Could you copy every record exactly, leaving the pictures behind?

### Records for the exercise
[Start of Attachment]

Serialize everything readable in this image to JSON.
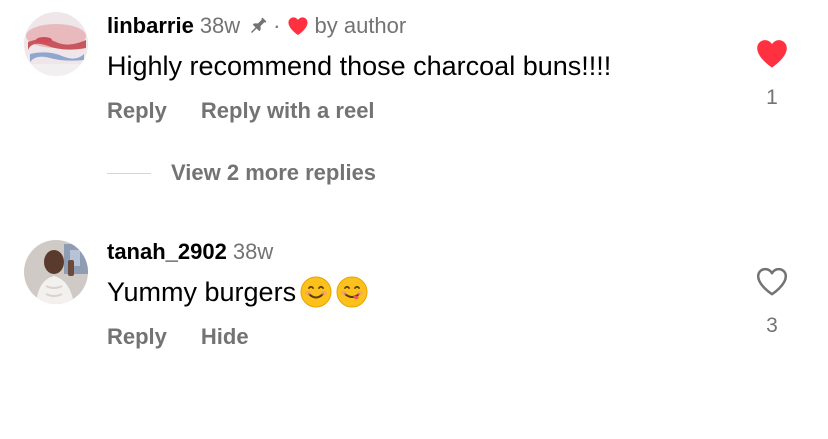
{
  "comments": [
    {
      "username": "linbarrie",
      "time": "38w",
      "pinned": true,
      "liked_by_author": true,
      "by_author_label": "by author",
      "text": "Highly recommend those charcoal buns!!!!",
      "actions": [
        "Reply",
        "Reply with a reel"
      ],
      "like_count": "1",
      "liked": true
    },
    {
      "username": "tanah_2902",
      "time": "38w",
      "text": "Yummy burgers",
      "emojis": [
        "smiling-face-icon",
        "face-savoring-food-icon"
      ],
      "actions": [
        "Reply",
        "Hide"
      ],
      "like_count": "3",
      "liked": false
    }
  ],
  "view_replies_label": "View 2 more replies",
  "colors": {
    "text_primary": "#000000",
    "text_secondary": "#737373",
    "like_red": "#ff3040"
  }
}
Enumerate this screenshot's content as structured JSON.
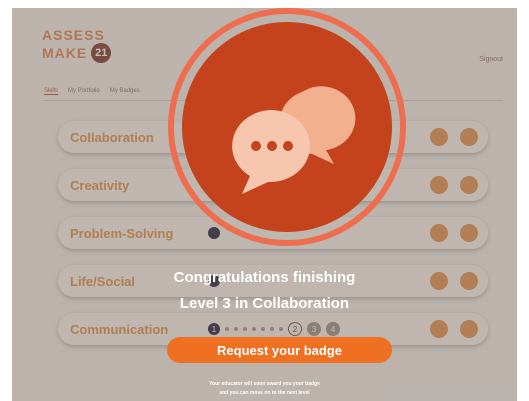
{
  "brand": {
    "line1": "ASSESS",
    "line2": "MAKE",
    "number": "21"
  },
  "header": {
    "sign_out": "Signout"
  },
  "tabs": [
    {
      "label": "Skills"
    },
    {
      "label": "My Portfolio"
    },
    {
      "label": "My Badges"
    }
  ],
  "skills": [
    {
      "name": "Collaboration"
    },
    {
      "name": "Creativity"
    },
    {
      "name": "Problem-Solving"
    },
    {
      "name": "Life/Social"
    },
    {
      "name": "Communication"
    }
  ],
  "levels": {
    "first": "1",
    "second": "2",
    "third": "3",
    "fourth": "4"
  },
  "modal": {
    "icon": "chat-bubbles-icon",
    "line1": "Congratulations finishing",
    "line2": "Level 3 in Collaboration",
    "button": "Request your badge",
    "note1": "Your educator will soon award you your badge",
    "note2": "and you can move on to the next level"
  },
  "colors": {
    "accent": "#ef7020",
    "circle": "#c4431c",
    "ring": "#ee6d4e"
  }
}
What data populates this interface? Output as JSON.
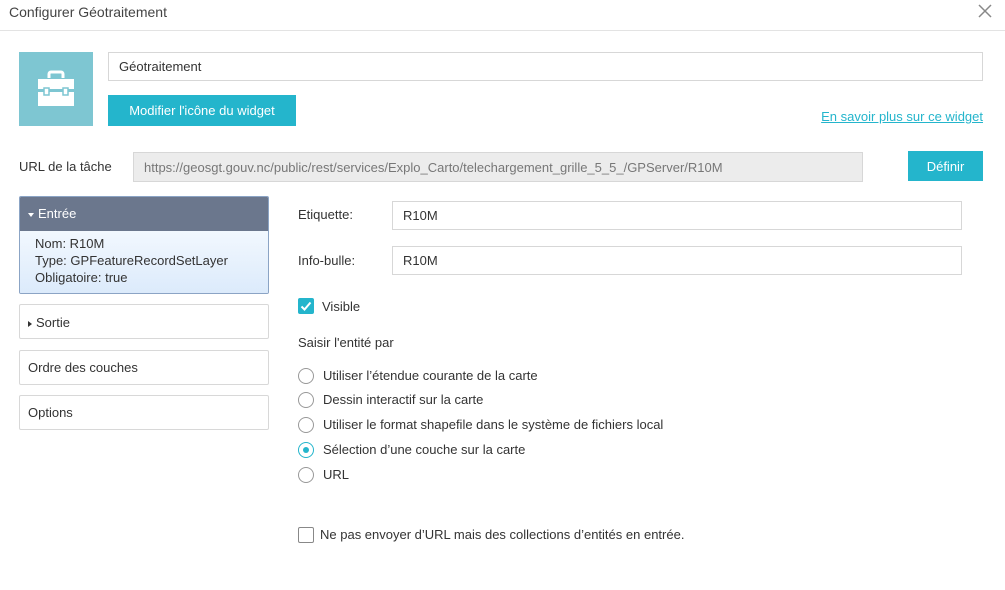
{
  "header": {
    "title": "Configurer Géotraitement",
    "close_icon": "close-icon"
  },
  "widget": {
    "icon": "toolbox-icon",
    "icon_bg": "#7ec6d2",
    "name_value": "Géotraitement",
    "change_icon_label": "Modifier l'icône du widget",
    "learn_more_label": "En savoir plus sur ce widget"
  },
  "task": {
    "url_label": "URL de la tâche",
    "url_value": "https://geosgt.gouv.nc/public/rest/services/Explo_Carto/telechargement_grille_5_5_/GPServer/R10M",
    "define_label": "Définir"
  },
  "sidebar": {
    "entree": {
      "label": "Entrée",
      "nom": "Nom: R10M",
      "type": "Type: GPFeatureRecordSetLayer",
      "obligatoire": "Obligatoire: true"
    },
    "sortie": "Sortie",
    "ordre": "Ordre des couches",
    "options": "Options"
  },
  "form": {
    "etiquette_label": "Etiquette:",
    "etiquette_value": "R10M",
    "infobulle_label": "Info-bulle:",
    "infobulle_value": "R10M",
    "visible_label": "Visible",
    "visible_checked": true,
    "saisir_label": "Saisir l'entité par",
    "options": [
      {
        "label": "Utiliser l’étendue courante de la carte",
        "selected": false
      },
      {
        "label": "Dessin interactif sur la carte",
        "selected": false
      },
      {
        "label": "Utiliser le format shapefile dans le système de fichiers local",
        "selected": false
      },
      {
        "label": "Sélection d’une couche sur la carte",
        "selected": true
      },
      {
        "label": "URL",
        "selected": false
      }
    ],
    "no_url_label": "Ne pas envoyer d’URL mais des collections d’entités en entrée.",
    "no_url_checked": false
  },
  "colors": {
    "accent": "#24b5cc",
    "panel_header": "#6b778d"
  }
}
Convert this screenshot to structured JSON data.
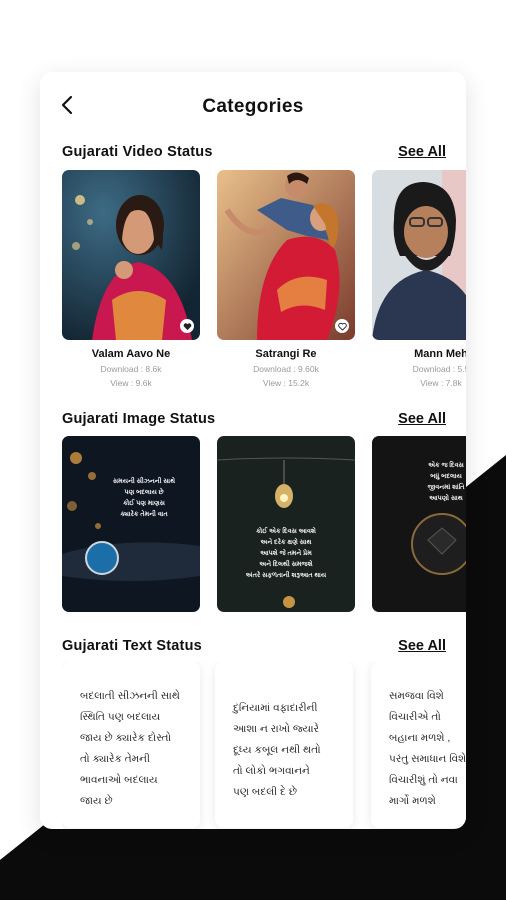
{
  "header": {
    "title": "Categories"
  },
  "sections": {
    "video": {
      "title": "Gujarati Video Status",
      "see_all": "See All",
      "items": [
        {
          "name": "Valam Aavo Ne",
          "download": "Download :  8.6k",
          "view": "View :  9.6k"
        },
        {
          "name": "Satrangi Re",
          "download": "Download :  9.60k",
          "view": "View :  15.2k"
        },
        {
          "name": "Mann Meh",
          "download": "Download :  5.5",
          "view": "View :  7.8k"
        }
      ]
    },
    "image": {
      "title": "Gujarati Image Status",
      "see_all": "See All",
      "items": [
        {
          "text": "સમયની સીઝનની સાથે\nપણ બદલાય છે\nકોઈ પણ માણસ\nક્યારેક તેમની વાત"
        },
        {
          "text": "કોઈ એક દિવસ આવશે\nઅને દરેક ક્ષણે સાથ\nઆપશે જે તમને પ્રેમ\nઅને દિલથી સમજશે\nઅંતરે સફળતાની શરૂઆત થાય"
        },
        {
          "text": "એક જ દિવસ\nબધું બદલાય\nજીવનમાં શાંતિ\nઆપણો સાથ"
        }
      ]
    },
    "text": {
      "title": "Gujarati Text Status",
      "see_all": "See All",
      "items": [
        {
          "text": "બદલાતી સીઝનની સાથે\nસ્થિતિ પણ બદલાય\nજાય છે ક્યારેક દોસ્તો\nતો ક્યારેક તેમની\nભાવનાઓ બદલાય\nજાય છે"
        },
        {
          "text": "દુનિયામાં વફાદારીની\nઆશા ન રાખો જ્યારે\nદૂધ્ય કબૂલ નથી થતો\nતો લોકો ભગવાનને\nપણ બદલી દે છે"
        },
        {
          "text": "સમજવા વિશે\nવિચારીએ તો\nબહાના મળશે ,\nપરંતુ સમાધાન વિશે\nવિચારીશું તો નવા\nમાર્ગો મળશે"
        }
      ]
    }
  },
  "colors": {
    "background_dark": "#0b0b0b",
    "accent_text": "#111111"
  }
}
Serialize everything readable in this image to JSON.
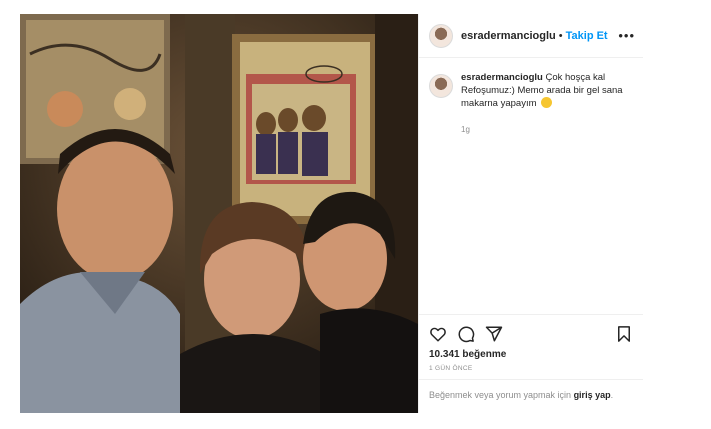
{
  "post": {
    "username": "esradermancioglu",
    "separator": "•",
    "follow_label": "Takip Et",
    "more_label": "•••",
    "caption": {
      "username": "esradermancioglu",
      "text": "Çok hoşça kal Refoşumuz:) Memo arada bir gel sana makarna yapayım",
      "time": "1g"
    },
    "likes": "10.341 beğenme",
    "date": "1 GÜN ÖNCE",
    "login_prompt": {
      "prefix": "Beğenmek veya yorum yapmak için ",
      "link": "giriş yap",
      "suffix": "."
    },
    "icons": [
      "heart-icon",
      "comment-icon",
      "share-icon",
      "bookmark-icon"
    ],
    "colors": {
      "follow_blue": "#0095f6",
      "muted": "#8e8e8e",
      "text": "#262626",
      "border": "#efefef"
    }
  }
}
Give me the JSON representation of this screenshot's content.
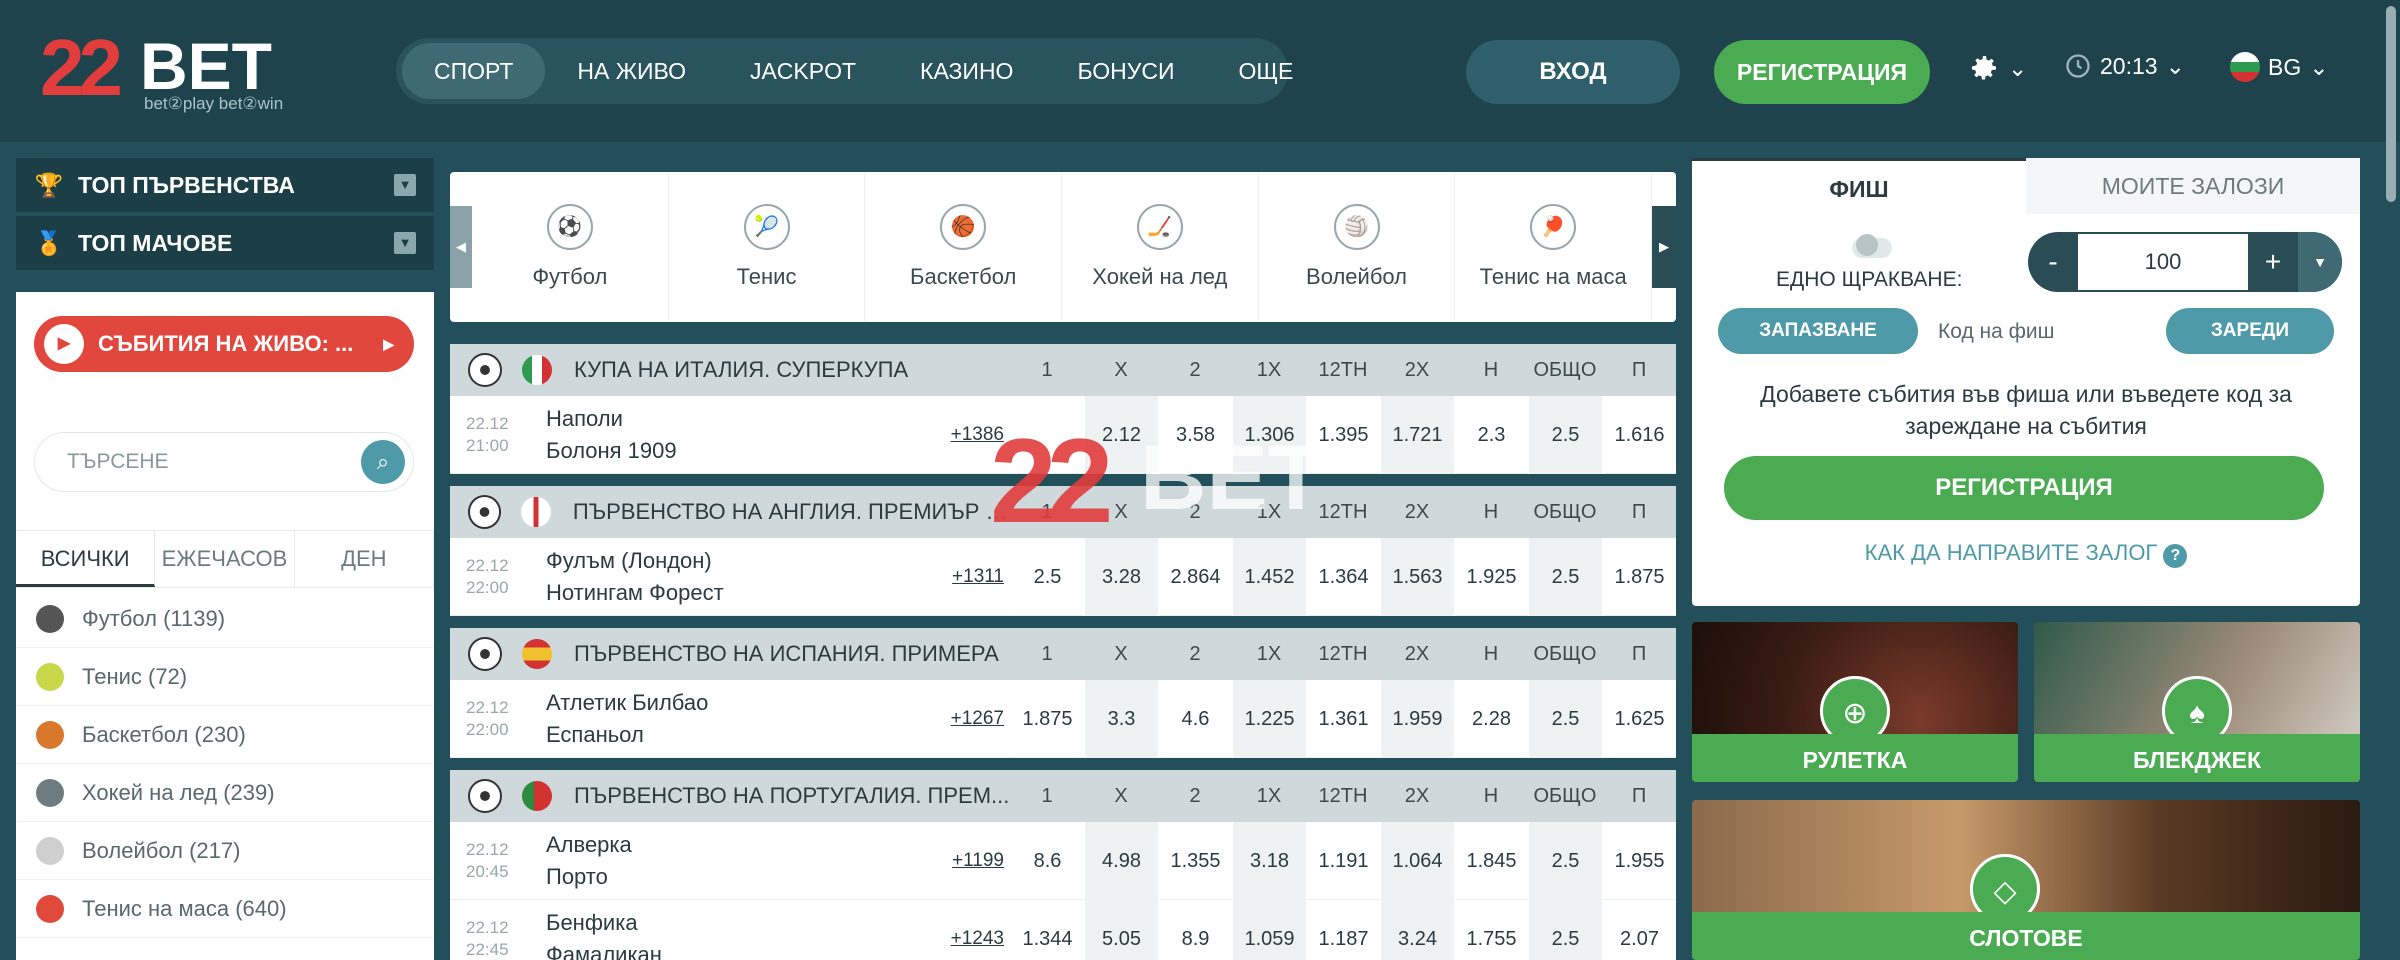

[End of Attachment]

### Solution to the exercise
Serialize everything readable in this image to JSON.
{
  "comments": [
    {
      "username": "linbarrie",
      "time": "38w",
      "pinned": true,
      "liked_by_author": true,
      "by_author_label": "by author",
      "text": "Highly recommend those charcoal buns!!!!",
      "actions": [
        "Reply",
        "Reply with a reel"
      ],
      "like_count": "1",
      "liked": true
    },
    {
      "username": "tanah_2902",
      "time": "38w",
      "text": "Yummy burgers",
      "emojis": [
        "smiling-face-icon",
        "face-savoring-food-icon"
      ],
      "actions": [
        "Reply",
        "Hide"
      ],
      "like_count": "3",
      "liked": false
    }
  ],
  "view_replies_label": "View 2 more replies",
  "colors": {
    "text_primary": "#000000",
    "text_secondary": "#737373",
    "like_red": "#ff3040"
  }
}
Enumerate this screenshot's content as structured JSON.
{
  "brand": {
    "line1": "ASSESS",
    "line2": "MAKE",
    "number": "21"
  },
  "header": {
    "sign_out": "Signout"
  },
  "tabs": [
    {
      "label": "Skills"
    },
    {
      "label": "My Portfolio"
    },
    {
      "label": "My Badges"
    }
  ],
  "skills": [
    {
      "name": "Collaboration"
    },
    {
      "name": "Creativity"
    },
    {
      "name": "Problem-Solving"
    },
    {
      "name": "Life/Social"
    },
    {
      "name": "Communication"
    }
  ],
  "levels": {
    "first": "1",
    "second": "2",
    "third": "3",
    "fourth": "4"
  },
  "modal": {
    "icon": "chat-bubbles-icon",
    "line1": "Congratulations finishing",
    "line2": "Level 3 in Collaboration",
    "button": "Request your badge",
    "note1": "Your educator will soon award you your badge",
    "note2": "and you can move on to the next level"
  },
  "colors": {
    "accent": "#ef7020",
    "circle": "#c4431c",
    "ring": "#ee6d4e"
  }
}
What data populates this interface? Output as JSON.
{
  "header": {
    "title": "Configurer Géotraitement",
    "close_icon": "close-icon"
  },
  "widget": {
    "icon": "toolbox-icon",
    "icon_bg": "#7ec6d2",
    "name_value": "Géotraitement",
    "change_icon_label": "Modifier l'icône du widget",
    "learn_more_label": "En savoir plus sur ce widget"
  },
  "task": {
    "url_label": "URL de la tâche",
    "url_value": "https://geosgt.gouv.nc/public/rest/services/Explo_Carto/telechargement_grille_5_5_/GPServer/R10M",
    "define_label": "Définir"
  },
  "sidebar": {
    "entree": {
      "label": "Entrée",
      "nom": "Nom: R10M",
      "type": "Type: GPFeatureRecordSetLayer",
      "obligatoire": "Obligatoire: true"
    },
    "sortie": "Sortie",
    "ordre": "Ordre des couches",
    "options": "Options"
  },
  "form": {
    "etiquette_label": "Etiquette:",
    "etiquette_value": "R10M",
    "infobulle_label": "Info-bulle:",
    "infobulle_value": "R10M",
    "visible_label": "Visible",
    "visible_checked": true,
    "saisir_label": "Saisir l'entité par",
    "options": [
      {
        "label": "Utiliser l’étendue courante de la carte",
        "selected": false
      },
      {
        "label": "Dessin interactif sur la carte",
        "selected": false
      },
      {
        "label": "Utiliser le format shapefile dans le système de fichiers local",
        "selected": false
      },
      {
        "label": "Sélection d’une couche sur la carte",
        "selected": true
      },
      {
        "label": "URL",
        "selected": false
      }
    ],
    "no_url_label": "Ne pas envoyer d’URL mais des collections d’entités en entrée.",
    "no_url_checked": false
  },
  "colors": {
    "accent": "#24b5cc",
    "panel_header": "#6b778d"
  }
}
Convert this screenshot to structured JSON data.
{
  "header": {
    "title": "Categories"
  },
  "sections": {
    "video": {
      "title": "Gujarati Video Status",
      "see_all": "See All",
      "items": [
        {
          "name": "Valam Aavo Ne",
          "download": "Download :  8.6k",
          "view": "View :  9.6k"
        },
        {
          "name": "Satrangi Re",
          "download": "Download :  9.60k",
          "view": "View :  15.2k"
        },
        {
          "name": "Mann Meh",
          "download": "Download :  5.5",
          "view": "View :  7.8k"
        }
      ]
    },
    "image": {
      "title": "Gujarati Image Status",
      "see_all": "See All",
      "items": [
        {
          "text": "સમયની સીઝનની સાથે\nપણ બદલાય છે\nકોઈ પણ માણસ\nક્યારેક તેમની વાત"
        },
        {
          "text": "કોઈ એક દિવસ આવશે\nઅને દરેક ક્ષણે સાથ\nઆપશે જે તમને પ્રેમ\nઅને દિલથી સમજશે\nઅંતરે સફળતાની શરૂઆત થાય"
        },
        {
          "text": "એક જ દિવસ\nબધું બદલાય\nજીવનમાં શાંતિ\nઆપણો સાથ"
        }
      ]
    },
    "text": {
      "title": "Gujarati Text Status",
      "see_all": "See All",
      "items": [
        {
          "text": "બદલાતી સીઝનની સાથે\nસ્થિતિ પણ બદલાય\nજાય છે ક્યારેક દોસ્તો\nતો ક્યારેક તેમની\nભાવનાઓ બદલાય\nજાય છે"
        },
        {
          "text": "દુનિયામાં વફાદારીની\nઆશા ન રાખો જ્યારે\nદૂધ્ય કબૂલ નથી થતો\nતો લોકો ભગવાનને\nપણ બદલી દે છે"
        },
        {
          "text": "સમજવા વિશે\nવિચારીએ તો\nબહાના મળશે ,\nપરંતુ સમાધાન વિશે\nવિચારીશું તો નવા\nમાર્ગો મળશે"
        }
      ]
    }
  },
  "colors": {
    "background_dark": "#0b0b0b",
    "accent_text": "#111111"
  }
}
Serialize everything readable in this image to JSON.
{
  "post": {
    "username": "esradermancioglu",
    "separator": "•",
    "follow_label": "Takip Et",
    "more_label": "•••",
    "caption": {
      "username": "esradermancioglu",
      "text": "Çok hoşça kal Refoşumuz:) Memo arada bir gel sana makarna yapayım",
      "time": "1g"
    },
    "likes": "10.341 beğenme",
    "date": "1 GÜN ÖNCE",
    "login_prompt": {
      "prefix": "Beğenmek veya yorum yapmak için ",
      "link": "giriş yap",
      "suffix": "."
    },
    "icons": [
      "heart-icon",
      "comment-icon",
      "share-icon",
      "bookmark-icon"
    ],
    "colors": {
      "follow_blue": "#0095f6",
      "muted": "#8e8e8e",
      "text": "#262626",
      "border": "#efefef"
    }
  }
}
Give me the JSON representation of this screenshot's content.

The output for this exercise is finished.